The Mariners acquired Kendrys Morales last week, who gives the team a logjam at first base and DH along with Jesus Montero, John Jaso, Justin Smoak, and Ibanez. MLBTR's Tim Dierkes did not rate Ibanez as one of this winter's top 50 free agents. The Mariners designated D.J. Mitchell for assignment to clear a spot on the 40-man roster.
Ken Rosenthal of FOX Sports first reported the agreement while The Associated Press, WFAN's Sweeny Murti, and MLB.com's Greg Johns added details (Twitter links). Photo courtesy of USA Today Sports Images.
Mark Feinsand of the New York Daily News looks at the Yankees' offseason so far and examines deals the team hasn't made given budgetary concerns (all Twitter links)…
- Yankees GM Brian Cashman blames the team's lack of pursuit of Raul Ibanez on the club's priority of acquiring a right-handed hitting outfielder. Beyond finding an outfielder, Cashman says that the team does not have an unlimited budget and must work within its means.
- Feinsand points to right-handed outfielder Matt Diaz as a potential fit for the Yankees. Diaz has regained his health, should be an inexpensive sign and would bring a career batting line against lefties of .324/.364/.498.

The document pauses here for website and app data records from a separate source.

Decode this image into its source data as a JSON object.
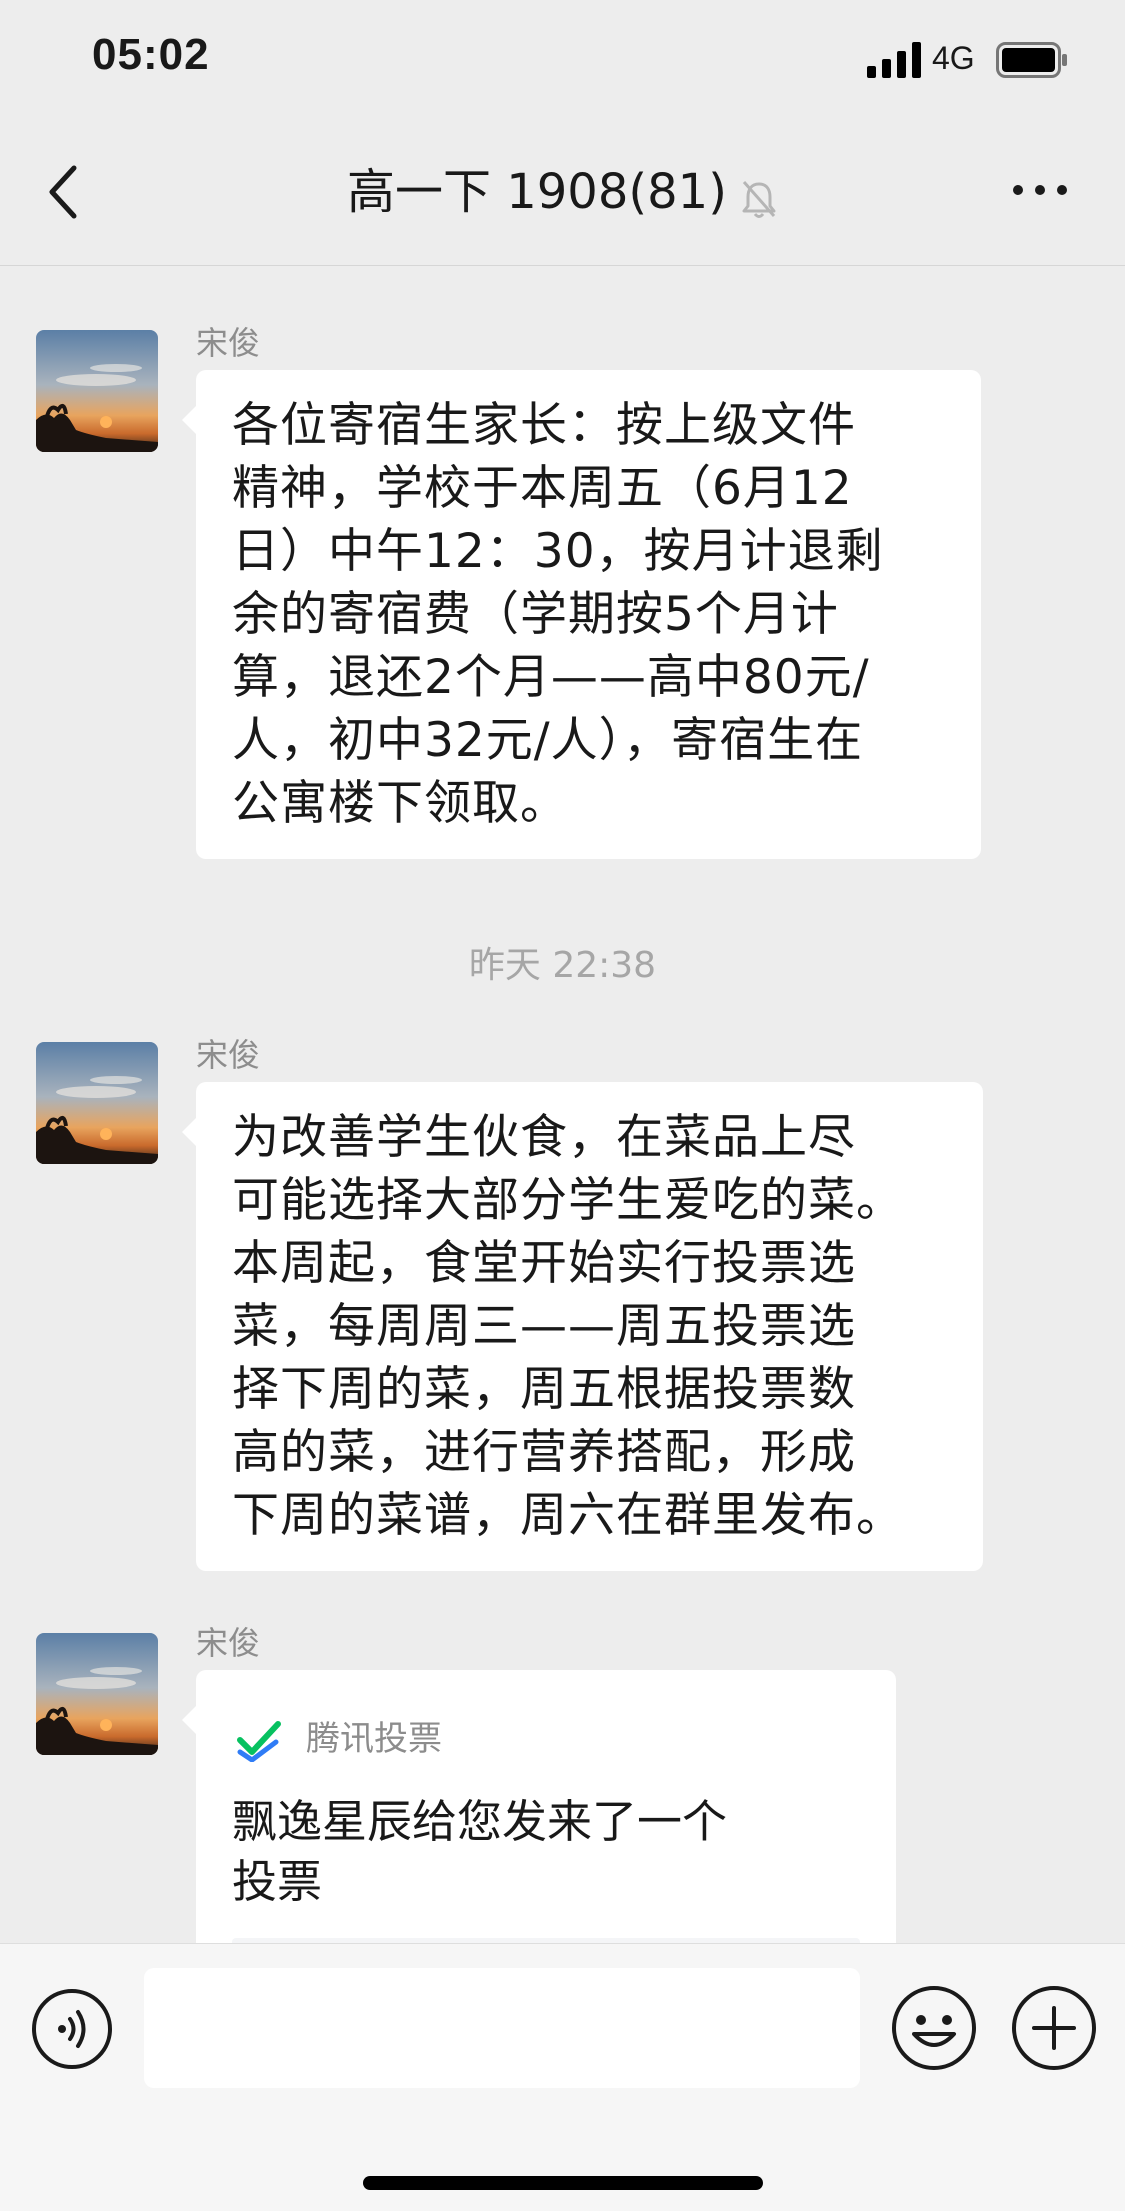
{
  "status_bar": {
    "time": "05:02",
    "network": "4G"
  },
  "header": {
    "title": "高一下 1908(81)",
    "muted_icon": "bell-slash-icon",
    "more_icon": "more-dots-icon",
    "back_icon": "chevron-left-icon"
  },
  "messages": [
    {
      "sender": "宋俊",
      "lines": [
        "各位寄宿生家长：按上级文件",
        "精神，学校于本周五（6月12",
        "日）中午12：30，按月计退剩",
        "余的寄宿费（学期按5个月计",
        "算，退还2个月——高中80元/",
        "人，初中32元/人），寄宿生在",
        "公寓楼下领取。"
      ]
    },
    {
      "timestamp": "昨天 22:38",
      "sender": "宋俊",
      "lines": [
        "为改善学生伙食，在菜品上尽",
        "可能选择大部分学生爱吃的菜。",
        "本周起，食堂开始实行投票选",
        "菜，每周周三——周五投票选",
        "择下周的菜，周五根据投票数",
        "高的菜，进行营养搭配，形成",
        "下周的菜谱，周六在群里发布。"
      ]
    },
    {
      "sender": "宋俊",
      "card": {
        "app_name": "腾讯投票",
        "lines": [
          "飘逸星辰给您发来了一个",
          "投票"
        ]
      }
    }
  ],
  "input_bar": {
    "voice_icon": "voice-icon",
    "input_value": "",
    "emoji_icon": "emoji-icon",
    "plus_icon": "plus-icon"
  },
  "colors": {
    "background": "#ededed",
    "bubble": "#ffffff",
    "timestamp": "#a6a6a6",
    "vote_green": "#07c160",
    "vote_blue": "#2f7cf6"
  }
}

- The Yankees will open the 2013 season with a payroll over $200MM but remain in a situation similar to last year where Cashman had to move expensive contracts before adding anyone new.